Clive and Ginny Redfern have been running Turf since 1990. This is a proper pub. There are no carpets, just pine strip floors which are ideal for muddy paws and muddy kids. Both are very welcome.
Turf’s position, away from roads and access by car, means that its opening hours can vary through the seasons, days of the week and weather. Availability of food is also variable, from coffee and cakes from the Turf Hutch, to a lunch menu that includes local crab and salmon sandwiches as well as hot foods, to a full evening menu in season prepared with skill and precision (essential to book). On Bank Holidays and weekends, in fine weather, Turf can be incredibly crowded; at such times, food is available from the outdoor bar area. It is also possible to arrange cook-yourself barbeques to enjoy in Turf’s beautiful estuary-side grounds.
Foods are all sourced locally and make the best use of Devon produce. Clive equally prides himself on the quality and provenance of drink, so local beers and ciders feature, there is a gin list, and the wines are both excellent and keenly priced (look out for the special Landlord’s selection – these are the wines that Clive himself loves drinking the most).
Historical footnote: The River Exe was navigable from the sea up to Exeter until the 13th century.

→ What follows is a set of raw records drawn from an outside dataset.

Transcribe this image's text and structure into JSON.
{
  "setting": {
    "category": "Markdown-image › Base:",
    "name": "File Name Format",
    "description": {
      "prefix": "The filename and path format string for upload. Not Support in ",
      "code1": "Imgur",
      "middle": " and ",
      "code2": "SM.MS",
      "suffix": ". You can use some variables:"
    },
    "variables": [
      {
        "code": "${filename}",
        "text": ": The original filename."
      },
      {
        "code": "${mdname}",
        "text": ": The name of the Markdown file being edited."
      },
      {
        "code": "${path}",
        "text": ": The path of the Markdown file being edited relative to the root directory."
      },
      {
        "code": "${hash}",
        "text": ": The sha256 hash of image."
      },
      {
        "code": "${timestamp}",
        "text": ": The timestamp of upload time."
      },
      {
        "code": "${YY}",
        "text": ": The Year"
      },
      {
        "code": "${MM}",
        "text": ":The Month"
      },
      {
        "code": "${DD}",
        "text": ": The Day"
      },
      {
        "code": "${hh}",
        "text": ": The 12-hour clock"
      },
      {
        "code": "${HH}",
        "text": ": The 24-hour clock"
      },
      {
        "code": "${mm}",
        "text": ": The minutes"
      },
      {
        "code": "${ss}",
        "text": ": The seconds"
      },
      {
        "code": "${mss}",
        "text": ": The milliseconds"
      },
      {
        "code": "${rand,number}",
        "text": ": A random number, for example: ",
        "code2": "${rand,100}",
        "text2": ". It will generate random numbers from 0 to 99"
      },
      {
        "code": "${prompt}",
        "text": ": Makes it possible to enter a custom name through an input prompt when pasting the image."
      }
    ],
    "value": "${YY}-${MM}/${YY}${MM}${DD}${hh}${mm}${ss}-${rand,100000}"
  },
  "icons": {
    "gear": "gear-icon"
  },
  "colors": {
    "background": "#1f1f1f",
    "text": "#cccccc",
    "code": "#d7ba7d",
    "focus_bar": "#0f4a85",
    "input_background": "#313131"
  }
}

At that time, the formidable Isabella de Fortibus, Countess of Devon, built a weir across the river, cutting off Exeter’s port from the sea. Though trade with Exeter’s port was later restored, Hugh de Courtenay, 9th Earl of Devon (and Isabella’s cousin), further blocked the river in 1317 and had Topsham Quay built. Boats were forced to unload at Topsham, and the Earl and his descendants could exact large tolls to transport goods to Exeter. This situation prevailed for some 250 years until 1563 when Exeter traders commissioned the construction of a canal to bypass the weirs and rejoin the River Exe in Exeter’s city centre. The lower part of the canal was extended to its mouth at Turf Lock in 1677 and the canal was deepened and widened to allow the passage of ocean-going ships. So it is probable to assume that Topsham people have been drinking at Turf for more than 300 years.